Identify all lines of the data containing the string "count" and copy them.

*** Begin section ***

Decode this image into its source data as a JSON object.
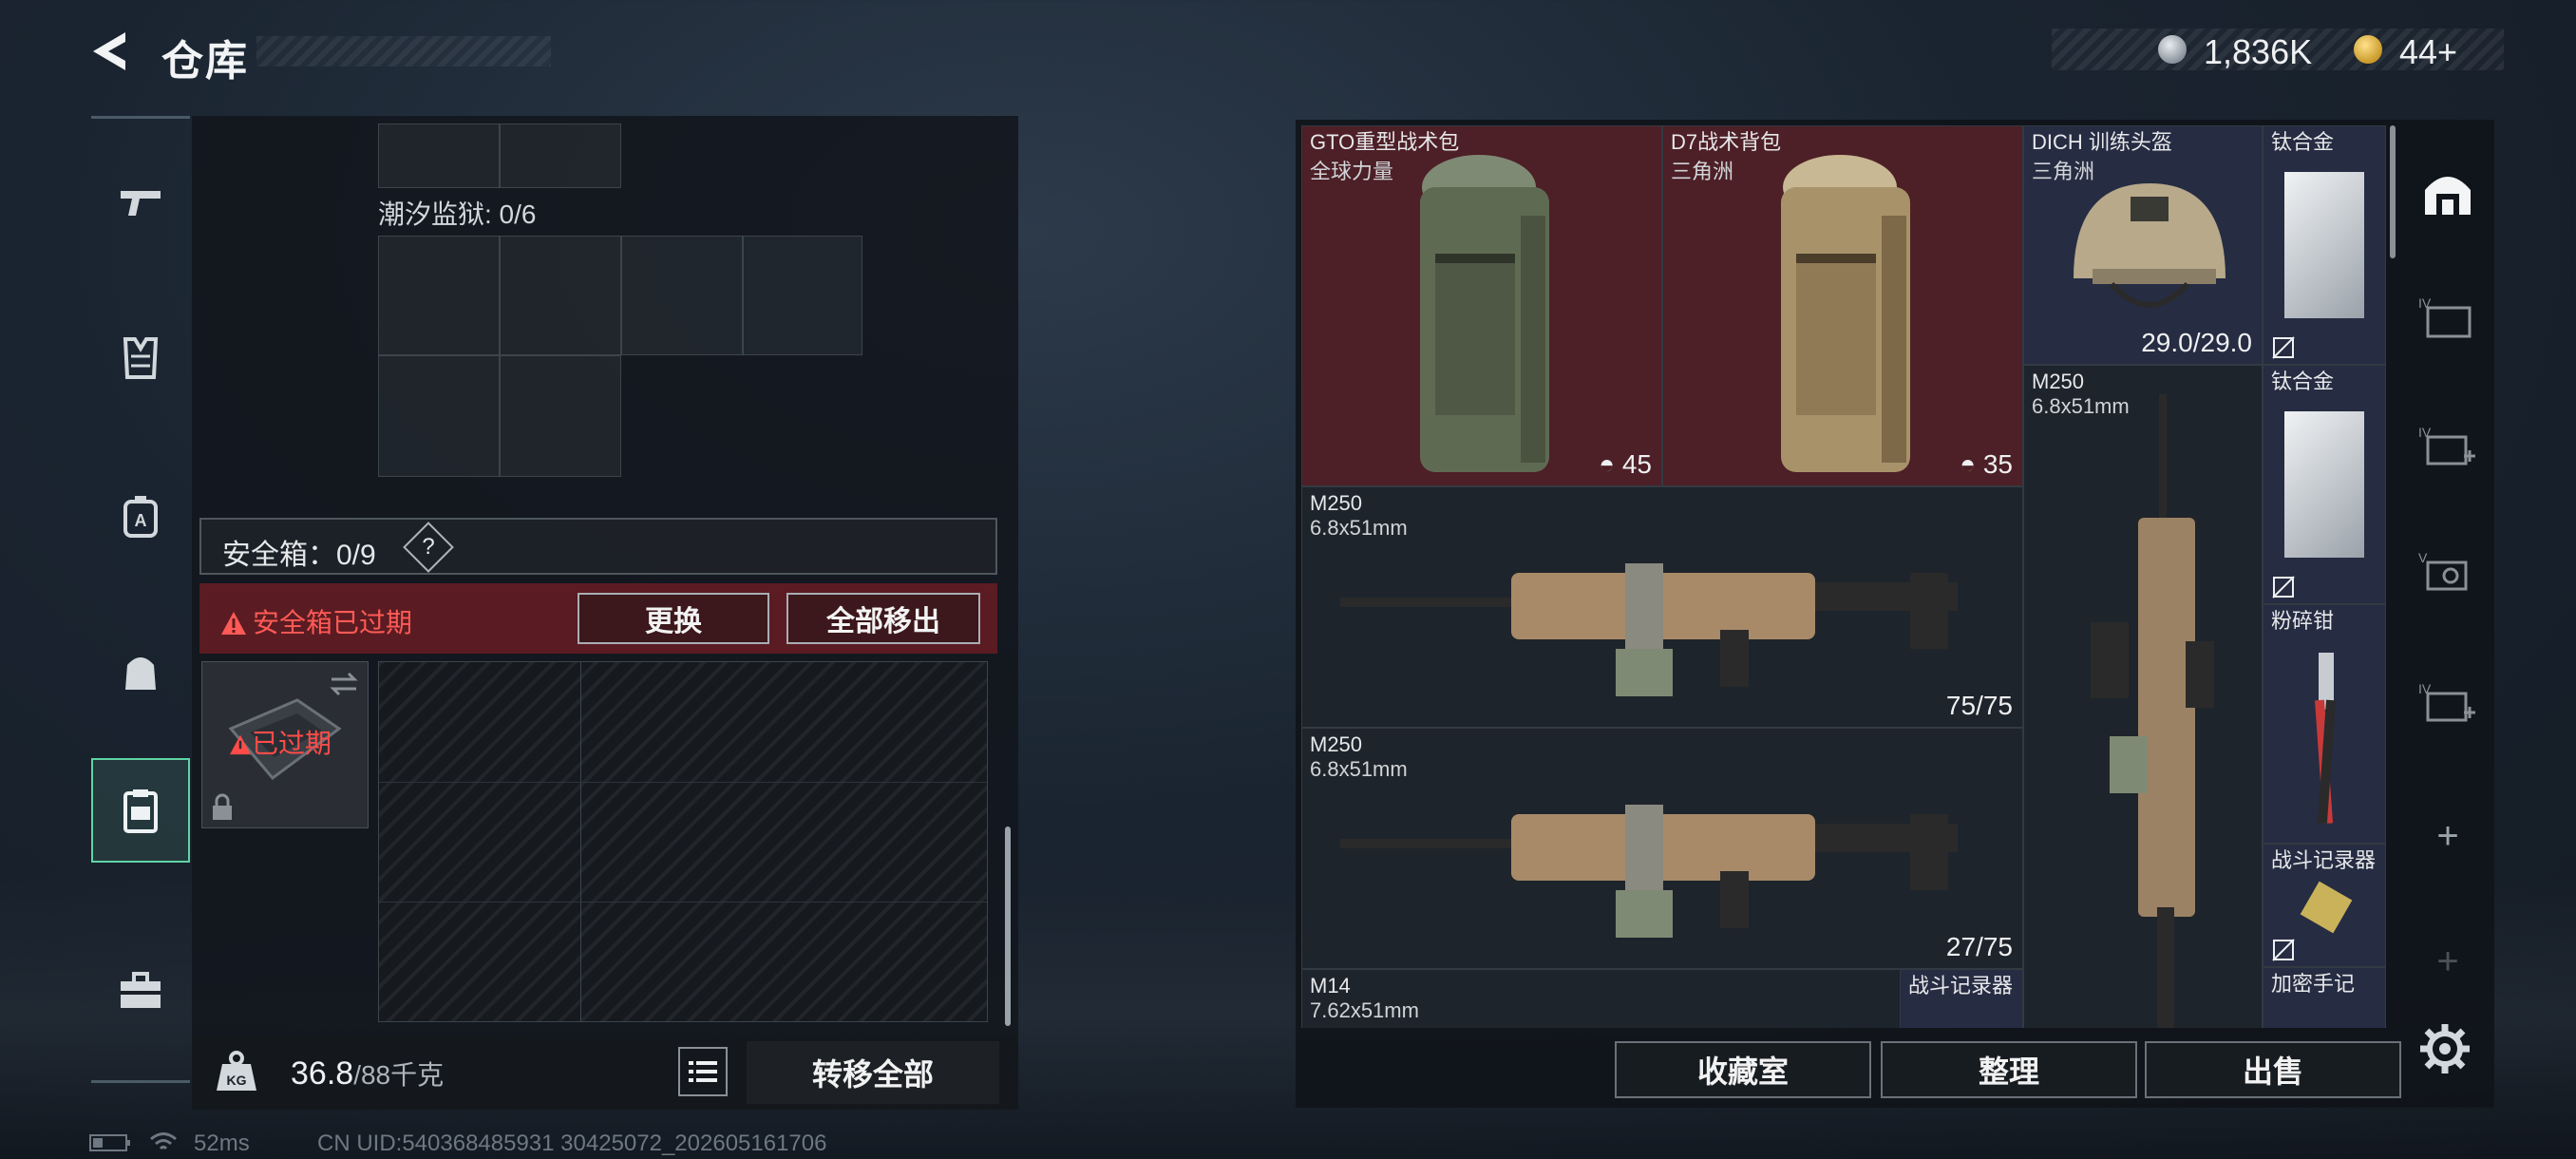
{
  "header": {
    "title": "仓库"
  },
  "currency": {
    "silver": "1,836K",
    "gold": "44+"
  },
  "left": {
    "tide_label": "潮汐监狱: 0/6",
    "safebox_label": "安全箱：0/9",
    "safebox_help": "?",
    "expired_message": "安全箱已过期",
    "replace_button": "更换",
    "remove_all_button": "全部移出",
    "expired_tag": "已过期",
    "weight": "36.8",
    "weight_capacity": "/88千克",
    "transfer_all_button": "转移全部"
  },
  "status_bar": {
    "ping": "52ms",
    "uid": "CN UID:540368485931 30425072_202605161706"
  },
  "stash": {
    "items": [
      {
        "name": "GTO重型战术包",
        "sub": "全球力量",
        "count": "45"
      },
      {
        "name": "D7战术背包",
        "sub": "三角洲",
        "count": "35"
      },
      {
        "name": "DICH 训练头盔",
        "sub": "三角洲",
        "count": "29.0/29.0"
      },
      {
        "name": "钛合金"
      },
      {
        "name": "M250",
        "sub": "6.8x51mm"
      },
      {
        "name": "钛合金"
      },
      {
        "name": "M250",
        "sub": "6.8x51mm",
        "count": "75/75"
      },
      {
        "name": "粉碎钳"
      },
      {
        "name": "M250",
        "sub": "6.8x51mm",
        "count": "27/75"
      },
      {
        "name": "战斗记录器"
      },
      {
        "name": "M14",
        "sub": "7.62x51mm"
      },
      {
        "name": "战斗记录器"
      },
      {
        "name": "加密手记"
      }
    ]
  },
  "buttons": {
    "collection": "收藏室",
    "sort": "整理",
    "sell": "出售"
  },
  "right_nav": {
    "add": "+"
  },
  "colors": {
    "accent": "#5fd3a4",
    "danger": "#ff5a56",
    "item_red": "#4d1f26"
  }
}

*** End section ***

**WRITTEN SOLUTION**
        "count": "45"
        "count": "35"
        "count": "29.0/29.0"
        "count": "75/75"
        "count": "27/75"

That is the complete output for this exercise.